For each frame in a sequence, the algorithm calculates the probability that it belongs to each of the 24 gestures. Then it calculates a weighted average of the probabilities for the whole sequence. Gesture identification is based on the weighted averages of several successive sequences, which improves accuracy, since the averages preserve information about how each frame relates to those before and after it. In evaluating the collective probabilities of successive sequences, the algorithm also assumes that gestures don’t change too rapidly or too erratically.
In tests, the researchers’ algorithm correctly identified the gestures collected in the training database with 76 percent accuracy. Obviously, that’s not a high enough percentage for an application that deck crews — and multimillion-dollar pieces of equipment — rely on for their safety. But Song believes he knows how to increase the system’s accuracy. Part of the difficulty in training the classification algorithm is that it has to consider so many possibilities for every pose it’s presented with: For every arm position there are four possible hand positions, and for every hand position there are six possible arm positions. In ongoing work, the researchers are retooling the algorithm so that it considers arm position and hand position separately, which drastically cuts down on the computational complexity of its task. As a consequence, it should learn to identify gestures from the training data much more efficiently.

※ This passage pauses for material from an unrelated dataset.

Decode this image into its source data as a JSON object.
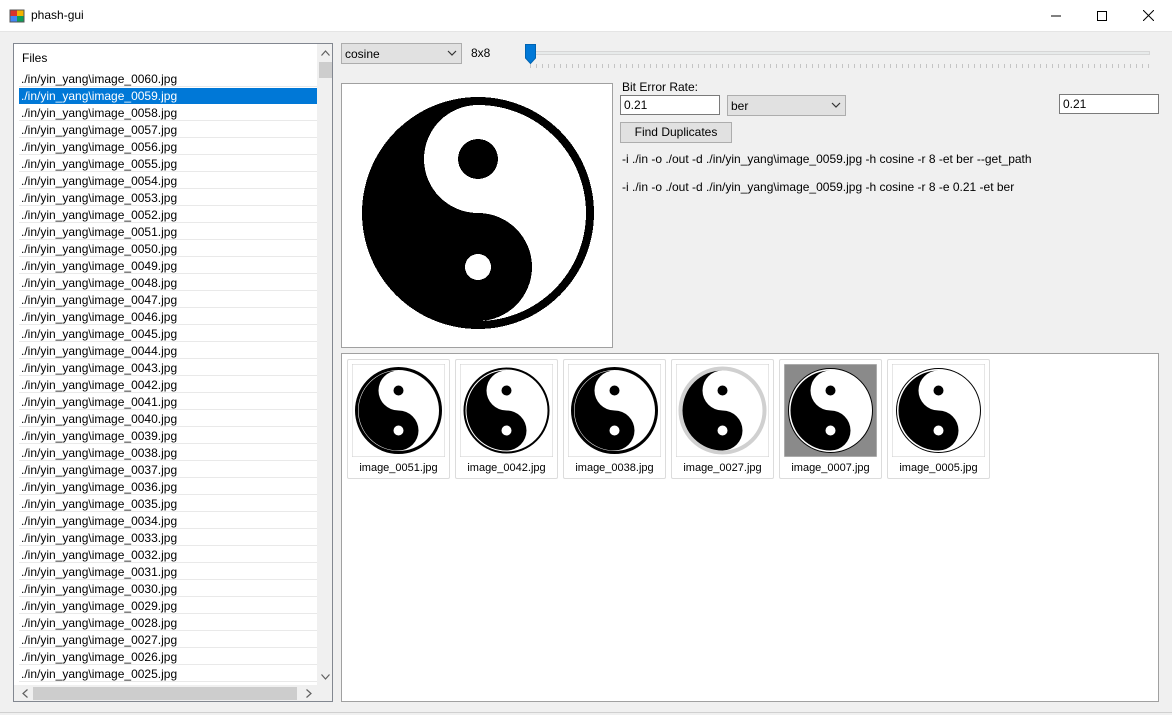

Philip Cohen, co-founder and executive vice president of research at Adapx, a company that builds computer interfaces that rely on natural means of expression, such as handwriting and speech, says that the MIT researchers’ new paper offers “a novel extension and combination of model-based and appearance-based gesture-recognition techniques for body and hand tracking using computer vision and machine learning.”
“These results are important and presage a next stage of research that integrates vision-based gesture recognition into multimodal human-computer and human-robot interaction technologies,” Cohen says.